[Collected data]
------------------------------
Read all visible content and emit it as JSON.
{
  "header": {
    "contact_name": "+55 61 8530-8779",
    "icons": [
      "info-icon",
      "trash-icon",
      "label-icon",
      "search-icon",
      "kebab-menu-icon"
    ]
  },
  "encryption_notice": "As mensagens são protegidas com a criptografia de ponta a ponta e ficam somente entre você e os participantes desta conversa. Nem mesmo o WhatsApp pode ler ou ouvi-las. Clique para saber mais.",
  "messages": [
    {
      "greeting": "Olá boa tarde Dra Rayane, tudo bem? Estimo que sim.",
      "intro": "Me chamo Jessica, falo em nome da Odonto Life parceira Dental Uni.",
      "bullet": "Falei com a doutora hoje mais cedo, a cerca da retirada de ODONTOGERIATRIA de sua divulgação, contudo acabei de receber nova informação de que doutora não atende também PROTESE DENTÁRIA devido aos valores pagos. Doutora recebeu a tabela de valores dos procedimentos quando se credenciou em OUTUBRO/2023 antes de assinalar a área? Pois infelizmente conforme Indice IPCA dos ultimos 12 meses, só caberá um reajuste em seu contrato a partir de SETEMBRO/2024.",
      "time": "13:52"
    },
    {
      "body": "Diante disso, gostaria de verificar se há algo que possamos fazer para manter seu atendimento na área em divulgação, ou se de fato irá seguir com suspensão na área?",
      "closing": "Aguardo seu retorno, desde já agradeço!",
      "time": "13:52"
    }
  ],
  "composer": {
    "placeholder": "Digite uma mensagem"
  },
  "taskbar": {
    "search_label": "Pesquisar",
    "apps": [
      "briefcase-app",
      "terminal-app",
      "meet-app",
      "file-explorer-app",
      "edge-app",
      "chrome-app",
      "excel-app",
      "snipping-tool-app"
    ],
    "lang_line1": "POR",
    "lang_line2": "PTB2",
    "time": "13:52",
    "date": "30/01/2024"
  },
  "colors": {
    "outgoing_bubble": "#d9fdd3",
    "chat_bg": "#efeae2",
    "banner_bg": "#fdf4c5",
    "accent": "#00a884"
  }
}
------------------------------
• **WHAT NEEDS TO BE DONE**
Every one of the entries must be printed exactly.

• **RESPONSE TO THE EXERCISE**
Read all visible content and emit it as JSON.
{
  "header": {
    "contact_name": "+55 61 8530-8779",
    "icons": [
      "info-icon",
      "trash-icon",
      "label-icon",
      "search-icon",
      "kebab-menu-icon"
    ]
  },
  "encryption_notice": "As mensagens são protegidas com a criptografia de ponta a ponta e ficam somente entre você e os participantes desta conversa. Nem mesmo o WhatsApp pode ler ou ouvi-las. Clique para saber mais.",
  "messages": [
    {
      "greeting": "Olá boa tarde Dra Rayane, tudo bem? Estimo que sim.",
      "intro": "Me chamo Jessica, falo em nome da Odonto Life parceira Dental Uni.",
      "bullet": "Falei com a doutora hoje mais cedo, a cerca da retirada de ODONTOGERIATRIA de sua divulgação, contudo acabei de receber nova informação de que doutora não atende também PROTESE DENTÁRIA devido aos valores pagos. Doutora recebeu a tabela de valores dos procedimentos quando se credenciou em OUTUBRO/2023 antes de assinalar a área? Pois infelizmente conforme Indice IPCA dos ultimos 12 meses, só caberá um reajuste em seu contrato a partir de SETEMBRO/2024.",
      "time": "13:52"
    },
    {
      "body": "Diante disso, gostaria de verificar se há algo que possamos fazer para manter seu atendimento na área em divulgação, ou se de fato irá seguir com suspensão na área?",
      "closing": "Aguardo seu retorno, desde já agradeço!",
      "time": "13:52"
    }
  ],
  "composer": {
    "placeholder": "Digite uma mensagem"
  },
  "taskbar": {
    "search_label": "Pesquisar",
    "apps": [
      "briefcase-app",
      "terminal-app",
      "meet-app",
      "file-explorer-app",
      "edge-app",
      "chrome-app",
      "excel-app",
      "snipping-tool-app"
    ],
    "lang_line1": "POR",
    "lang_line2": "PTB2",
    "time": "13:52",
    "date": "30/01/2024"
  },
  "colors": {
    "outgoing_bubble": "#d9fdd3",
    "chat_bg": "#efeae2",
    "banner_bg": "#fdf4c5",
    "accent": "#00a884"
  }
}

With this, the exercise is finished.